The call of ball knows no age boundaries
Since the Twins finished nowhere near the playoffs this year, the ball season is officially over for me. Not pulling the Homer Hankie from the sock drawer won’t taint the memories of a fun-filled 2011 on the diamonds.
I am one of those aging players who doesn’t know how to hang up the glove—and there are many of us. What made this summer special was juggling the schedule to play on two softball teams. One was sort of a reunion tour with a group of friends down in the New Hope City League. While the average age on that team was around 42-years or so, we still finished in 3rd place in the regular season and 3rd in the playoffs against much younger competition. Plus we knocked out three younger teams in a 48-team tourney played on a sweltering mid-July weekend.
The other team was the Cambridge Bar & Grill/Extinguishers squad playing in the local 35-Over league. With the league tourney rolling late into September, we kept avoiding elimination by coming up with stellar defensive plays—the hallmark of a solid team. In the final championship game, there was Neil Jennissen pitching masterfully on a night when the wind blowing in from right field had to be hitting 25-30 mph. Then there were infielders Tommy Foss and Dave Hanson leaping high to snare line drives for inning-ending outs with runners on base, and Chris Lindquist, Dean Schultz and our other outfielders ranging hard to make plays. Finishing as champions and having sponsor Loren Davis pop for a couple rounds back at the Bar & Grill was a perfect ending to the season.
But adding to the 2011 flavor was the incredible run by the Isanti Redbirds, all the way to the Minnesota Class C championship. As skipper Steve Allen relayed it, the ‘Birds had a get-together last winter where they made a focussed commitment to playing playoff-calibre baseball each night out for the coming season. That mind-set paid great dividends when the Redbirds—mixed with savvy veterans and young stars—survived a final elimination game against Forest Lake at regions, then they went 6-0 through the State brackets.
Steve popped by the office last week to drop off a beautiful wood plaque commemorating the championship, complete with a team photo and scores of all the State games burned into it. It was a gesture of appreciation for the coverage our paper had for the big run to the title. The plaque was an incredible gift and highly appreciated, but certainly not necessary. The real reward for making the two-plus hour drives to Glencoe and Brownton was being able to watch a close-knit baseball team playing great baseball on gorgeous smalltown parks while getting great stories for the paper.
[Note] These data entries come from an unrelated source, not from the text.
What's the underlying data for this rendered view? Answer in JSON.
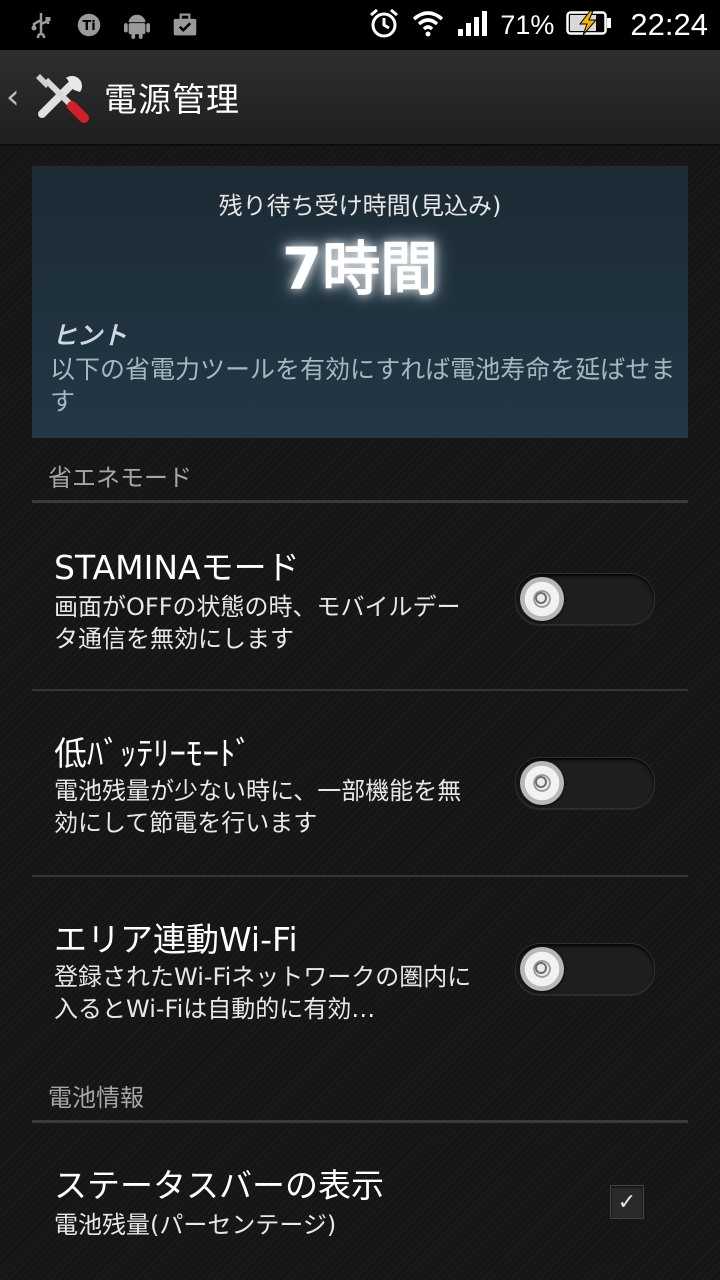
{
  "status_bar": {
    "icons_left": [
      "usb-icon",
      "ti-icon",
      "android-icon",
      "briefcase-icon"
    ],
    "battery_percent": "71%",
    "time": "22:24",
    "icons_right": [
      "alarm-icon",
      "wifi-icon",
      "signal-icon",
      "battery-charging-icon"
    ]
  },
  "action_bar": {
    "title": "電源管理",
    "app_icon": "tools-icon"
  },
  "estimate": {
    "label": "残り待ち受け時間(見込み)",
    "value": "7時間",
    "hint_title": "ヒント",
    "hint_text": "以下の省電力ツールを有効にすれば電池寿命を延ばせます"
  },
  "sections": {
    "power_saving": "省エネモード",
    "battery_info": "電池情報"
  },
  "settings": [
    {
      "title": "STAMINAモード",
      "subtitle": "画面がOFFの状態の時、モバイルデータ通信を無効にします",
      "enabled": false
    },
    {
      "title": "低ﾊﾞｯﾃﾘｰﾓｰﾄﾞ",
      "subtitle": "電池残量が少ない時に、一部機能を無効にして節電を行います",
      "enabled": false
    },
    {
      "title": "エリア連動Wi-Fi",
      "subtitle": "登録されたWi-Fiネットワークの圏内に入るとWi-Fiは自動的に有効…",
      "enabled": false
    }
  ],
  "status_bar_display": {
    "title": "ステータスバーの表示",
    "subtitle": "電池残量(パーセンテージ)",
    "checked": true
  }
}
While I was covering the Redbirds vs. Sacred Heart State game, I got talking with an elderly Glencoe man who was working the concessions. He spoke of the 55-Over retirement village in Arizona he snowbirds to each winter. That village connects with another one to form a 28-team softball league, with games playing over something like a five-month schedule, complete with a big tourney at the end. He fondly recalled last winter when a 94-year-old came out to play “just one last game,” getting the bat on the ball and trotting down the first base line.
That’s the draw of ball which you can’t completely explain. As an older player, you risk looking really idiotic blowing a hamstring by still trying to play “all-out.” But then there’s the opportunities to make good contact at the plate one last time, to get dirty making a defensive play or to still score from second base on a single. Those are the things which help make winter go by a little faster, knowing there might be one more season coming up on the diamonds.